The promise of the Internet of Things is compelling different parts of the supply chain to work in innovative ways. Huawei Technologies and Deutsche Post DHL Group get that, and are crossing industry lines to work on a connected logistics solution.
The Chinese and German companies announced Feb. 14 that they signed a Memorandum of Understanding to work together on cellular-based IoT technology.
Huawei, an information and communications technology solutions provider, and logistics provider DHL will jointly develop a range of supply chain solutions for customers using industrial-grade Internet of Things hardware and infrastructure, according to press releases from each company.
The collaboration marks the organizations’ latest efforts to dive deeper into the lucrative IoT market, which is expected to enable users to better monitor and optimize supply chain processes with low-cost networked sensors and devices, they said.

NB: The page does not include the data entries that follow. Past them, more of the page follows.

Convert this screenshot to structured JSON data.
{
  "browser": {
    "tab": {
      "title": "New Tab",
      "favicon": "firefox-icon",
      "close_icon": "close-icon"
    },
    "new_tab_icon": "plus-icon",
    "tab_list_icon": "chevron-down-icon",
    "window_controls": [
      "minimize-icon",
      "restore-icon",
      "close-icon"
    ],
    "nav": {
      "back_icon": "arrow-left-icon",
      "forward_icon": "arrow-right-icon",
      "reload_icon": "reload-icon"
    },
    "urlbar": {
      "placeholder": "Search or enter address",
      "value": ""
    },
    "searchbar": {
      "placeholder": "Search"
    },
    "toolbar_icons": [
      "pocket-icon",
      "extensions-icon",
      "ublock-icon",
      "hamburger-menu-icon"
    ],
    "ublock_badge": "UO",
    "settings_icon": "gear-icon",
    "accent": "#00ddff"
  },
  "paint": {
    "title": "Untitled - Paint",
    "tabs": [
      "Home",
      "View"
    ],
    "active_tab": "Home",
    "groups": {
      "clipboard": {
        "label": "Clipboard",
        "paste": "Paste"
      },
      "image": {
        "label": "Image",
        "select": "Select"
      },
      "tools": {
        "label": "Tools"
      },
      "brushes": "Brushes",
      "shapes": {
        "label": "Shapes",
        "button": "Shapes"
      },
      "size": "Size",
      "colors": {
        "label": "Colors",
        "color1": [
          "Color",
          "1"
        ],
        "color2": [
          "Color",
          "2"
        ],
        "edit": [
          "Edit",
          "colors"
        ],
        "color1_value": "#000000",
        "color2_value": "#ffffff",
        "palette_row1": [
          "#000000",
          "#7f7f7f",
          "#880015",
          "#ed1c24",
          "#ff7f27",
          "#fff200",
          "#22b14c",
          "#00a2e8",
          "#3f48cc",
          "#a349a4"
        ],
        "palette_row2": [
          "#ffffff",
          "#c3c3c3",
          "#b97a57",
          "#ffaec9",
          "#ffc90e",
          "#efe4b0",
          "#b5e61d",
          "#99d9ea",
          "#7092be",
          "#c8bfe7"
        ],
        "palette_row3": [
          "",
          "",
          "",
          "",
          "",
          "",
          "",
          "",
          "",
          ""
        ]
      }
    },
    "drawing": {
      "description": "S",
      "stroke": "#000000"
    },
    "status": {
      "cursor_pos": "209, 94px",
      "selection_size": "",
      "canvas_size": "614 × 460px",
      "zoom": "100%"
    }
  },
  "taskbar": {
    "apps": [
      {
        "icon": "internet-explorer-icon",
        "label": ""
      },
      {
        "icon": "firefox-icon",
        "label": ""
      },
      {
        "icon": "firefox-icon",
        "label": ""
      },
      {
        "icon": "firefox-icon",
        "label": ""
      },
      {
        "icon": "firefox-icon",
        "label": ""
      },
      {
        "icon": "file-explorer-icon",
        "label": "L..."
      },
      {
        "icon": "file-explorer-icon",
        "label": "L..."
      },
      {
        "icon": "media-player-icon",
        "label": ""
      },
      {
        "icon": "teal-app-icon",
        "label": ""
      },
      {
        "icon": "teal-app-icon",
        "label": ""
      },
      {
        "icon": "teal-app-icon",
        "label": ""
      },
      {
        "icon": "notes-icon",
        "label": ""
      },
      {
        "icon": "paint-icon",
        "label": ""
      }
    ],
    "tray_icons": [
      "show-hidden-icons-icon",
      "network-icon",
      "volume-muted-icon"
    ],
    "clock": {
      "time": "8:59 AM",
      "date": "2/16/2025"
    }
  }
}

IoT could generate up to €1.77 trillion (US$1.9 trillion) in additional value for the global logistics industry by 2025, according to the companies. Meanwhile, the connected logistics market is expected to grow from $10.04 billion in 2016 to $41.30 billion by 2021, which represents a compound annual growth rate (CAGR) of 32.7%, a recent report from MarketsandMarkets estimated.

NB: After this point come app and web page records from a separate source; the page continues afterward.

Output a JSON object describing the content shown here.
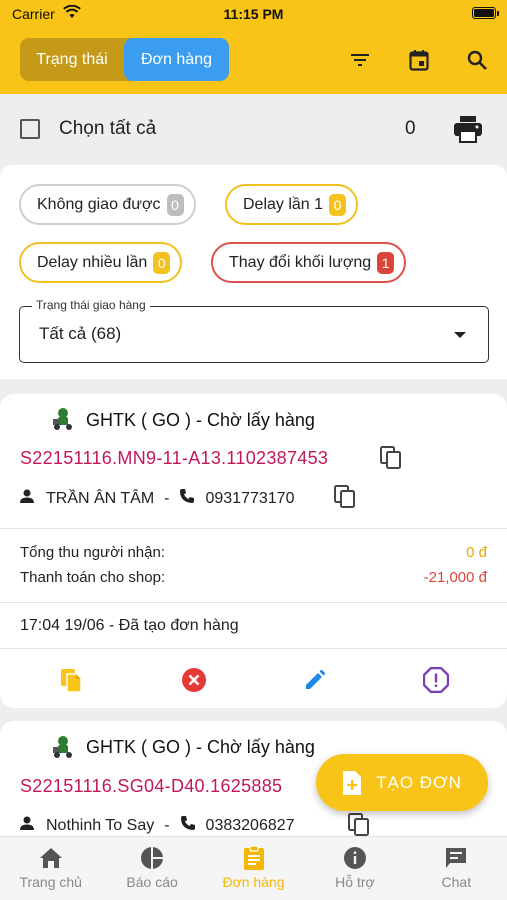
{
  "status_bar": {
    "carrier": "Carrier",
    "time": "11:15 PM"
  },
  "header": {
    "segments": [
      {
        "label": "Trạng thái",
        "active": false
      },
      {
        "label": "Đơn hàng",
        "active": true
      }
    ],
    "icons": [
      "filter-icon",
      "calendar-icon",
      "search-icon"
    ]
  },
  "select_bar": {
    "label": "Chọn tất cả",
    "count": "0"
  },
  "filters": {
    "chips": [
      {
        "label": "Không giao được",
        "count": "0",
        "color": "#bdbdbd"
      },
      {
        "label": "Delay lần 1",
        "count": "0",
        "color": "#f4c21c"
      },
      {
        "label": "Delay nhiều lần",
        "count": "0",
        "color": "#f4c21c"
      },
      {
        "label": "Thay đổi khối lượng",
        "count": "1",
        "color": "#d9443b"
      }
    ],
    "delivery_status": {
      "legend": "Trạng thái giao hàng",
      "value": "Tất cả (68)"
    }
  },
  "orders": [
    {
      "title": "GHTK ( GO ) - Chờ lấy hàng",
      "code": "S22151116.MN9-11-A13.1102387453",
      "customer": "TRẦN ÂN TÂM",
      "separator": "-",
      "phone": "0931773170",
      "collect_label": "Tổng thu người nhận:",
      "collect_value": "0 đ",
      "pay_label": "Thanh toán cho shop:",
      "pay_value": "-21,000 đ",
      "history": "17:04 19/06 - Đã tạo đơn hàng"
    },
    {
      "title": "GHTK ( GO ) - Chờ lấy hàng",
      "code": "S22151116.SG04-D40.1625885",
      "customer": "Nothinh To Say",
      "separator": "-",
      "phone": "0383206827"
    }
  ],
  "fab": {
    "label": "TẠO ĐƠN"
  },
  "bottom_nav": [
    {
      "label": "Trang chủ",
      "icon": "home-icon",
      "active": false
    },
    {
      "label": "Báo cáo",
      "icon": "pie-chart-icon",
      "active": false
    },
    {
      "label": "Đơn hàng",
      "icon": "clipboard-icon",
      "active": true
    },
    {
      "label": "Hỗ trợ",
      "icon": "info-icon",
      "active": false
    },
    {
      "label": "Chat",
      "icon": "chat-icon",
      "active": false
    }
  ],
  "colors": {
    "brand": "#f9c418",
    "segment_active": "#3a9df0",
    "order_code": "#c2185b",
    "amount_zero": "#f0a500",
    "amount_negative": "#d9443b"
  }
}
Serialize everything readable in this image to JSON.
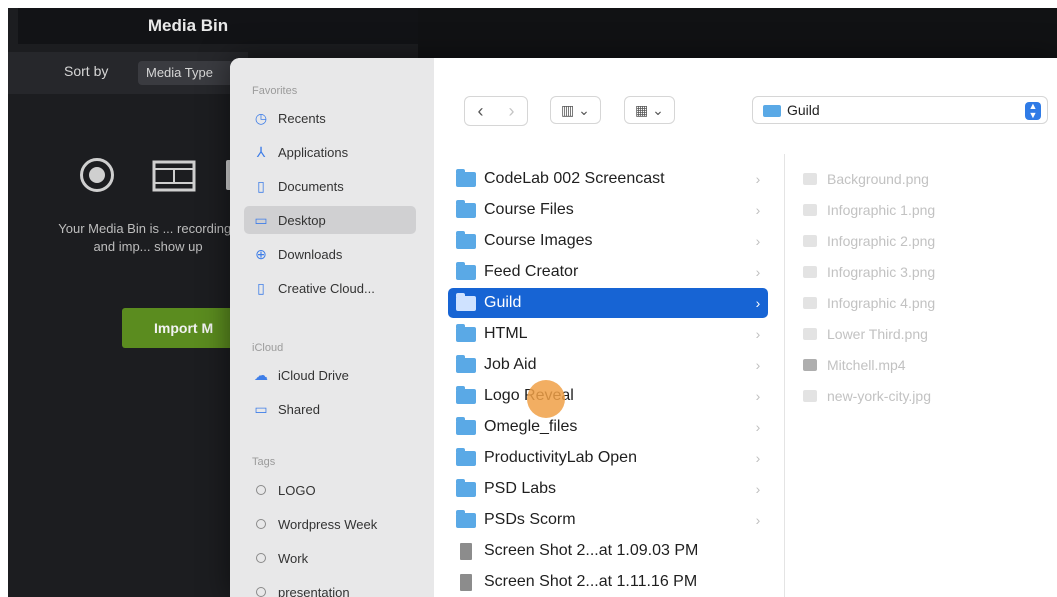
{
  "app": {
    "title": "Media Bin",
    "sort_label": "Sort by",
    "sort_value": "Media Type",
    "empty_text": "Your Media Bin is ... recordings and imp... show up",
    "import_label": "Import M"
  },
  "dialog": {
    "sidebar": {
      "favorites_header": "Favorites",
      "favorites": [
        {
          "label": "Recents",
          "icon": "clock-icon"
        },
        {
          "label": "Applications",
          "icon": "applications-icon"
        },
        {
          "label": "Documents",
          "icon": "document-icon"
        },
        {
          "label": "Desktop",
          "icon": "desktop-icon",
          "selected": true
        },
        {
          "label": "Downloads",
          "icon": "download-icon"
        },
        {
          "label": "Creative Cloud...",
          "icon": "file-icon"
        }
      ],
      "icloud_header": "iCloud",
      "icloud": [
        {
          "label": "iCloud Drive",
          "icon": "cloud-icon"
        },
        {
          "label": "Shared",
          "icon": "shared-folder-icon"
        }
      ],
      "tags_header": "Tags",
      "tags": [
        "LOGO",
        "Wordpress Week",
        "Work",
        "presentation"
      ]
    },
    "toolbar": {
      "back": "‹",
      "forward": "›",
      "column_view": "▥ ⌄",
      "grid_view": "▦ ⌄",
      "location": "Guild"
    },
    "column1": [
      {
        "label": "CodeLab 002 Screencast",
        "type": "folder"
      },
      {
        "label": "Course Files",
        "type": "folder"
      },
      {
        "label": "Course Images",
        "type": "folder"
      },
      {
        "label": "Feed Creator",
        "type": "folder"
      },
      {
        "label": "Guild",
        "type": "folder",
        "selected": true
      },
      {
        "label": "HTML",
        "type": "folder"
      },
      {
        "label": "Job Aid",
        "type": "folder"
      },
      {
        "label": "Logo Reveal",
        "type": "folder"
      },
      {
        "label": "Omegle_files",
        "type": "folder"
      },
      {
        "label": "ProductivityLab Open",
        "type": "folder"
      },
      {
        "label": "PSD Labs",
        "type": "folder"
      },
      {
        "label": "PSDs Scorm",
        "type": "folder"
      },
      {
        "label": "Screen Shot 2...at 1.09.03 PM",
        "type": "file"
      },
      {
        "label": "Screen Shot 2...at 1.11.16 PM",
        "type": "file"
      }
    ],
    "column2": [
      {
        "label": "Background.png",
        "type": "image"
      },
      {
        "label": "Infographic 1.png",
        "type": "image"
      },
      {
        "label": "Infographic 2.png",
        "type": "image"
      },
      {
        "label": "Infographic 3.png",
        "type": "image"
      },
      {
        "label": "Infographic 4.png",
        "type": "image"
      },
      {
        "label": "Lower Third.png",
        "type": "image"
      },
      {
        "label": "Mitchell.mp4",
        "type": "video"
      },
      {
        "label": "new-york-city.jpg",
        "type": "image"
      }
    ]
  }
}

“Spending on connected logistics solutions is expected to more than double between now and 2020, and many logistics providers including Deutsche Post DHL Group have already begun to explore Internet of Things applications in their supply chains, including everything from enhanced asset tracking to driverless delivery vehicles,” said Markus Voss, DHL Supply Chain’s global chief operating officer and chief information officer, in a statement. “This MOU will allow both Huawei and Deutsche Post DHL Group to tackle complex operational and business challenges with a powerful combination of world-class Internet of Things hardware, networks, and expertise in end-to-end supply chain management.”
The companies will collaborate on IoT technology aimed at connecting large volumes of devices across long distances with minimal power consumption. Improved connectivity is expected to “deliver a more integrated logistics value chain by providing critical data and visibility in warehousing operations, freight transportation, and last-mile delivery,” they said.
Under the terms of the agreement, Huawei will make its IoT devices, connectivity experts and network infrastructure accessible to DHL; DHL will continue its efforts to incorporate greater sensing and automation capabilities into its warehousing, freight and last-mile delivery services, according to the press release.
Huawei and DHL will jointly market and commercialize their results and will pilot commercial projects in Europe and China, the companies said.
“Relying on Cloud-Pipe-Device Collaboration, Huawei builds an open, flexible, elastic and secure platform, helping customers easily integrate and develop applications tailored to actual service scenarios,” said Yan Lida, president of Huawei Enterprise Business Group, in a statement. This partnership opens up an opportunity to improve the efficiency, safety and customer service offered by global supply chains in previously-impossible ways, and defines how the Internet of Things will shape the fortunes of the logistics industry in the next few critical years of innovation.”
The deal widens DHL’s play in the young IoT-based logistics space. The logistics provider’s initial jump into IoT came in 2016 with its launch of a €90 million Advanced Regional Center in Singapore. The hub features an almost-entirely automated picking and storing infrastructure that performs 20 percent more efficiently than manual approaches, DHL said.
Competition in the space is considerable. Some of the key players in the IoT in logistics market include IBM, Microsoft, Intel, SAP, FedEx Corporation, XPO Logistics and Cisco Systems, according to MarketsandMarkets.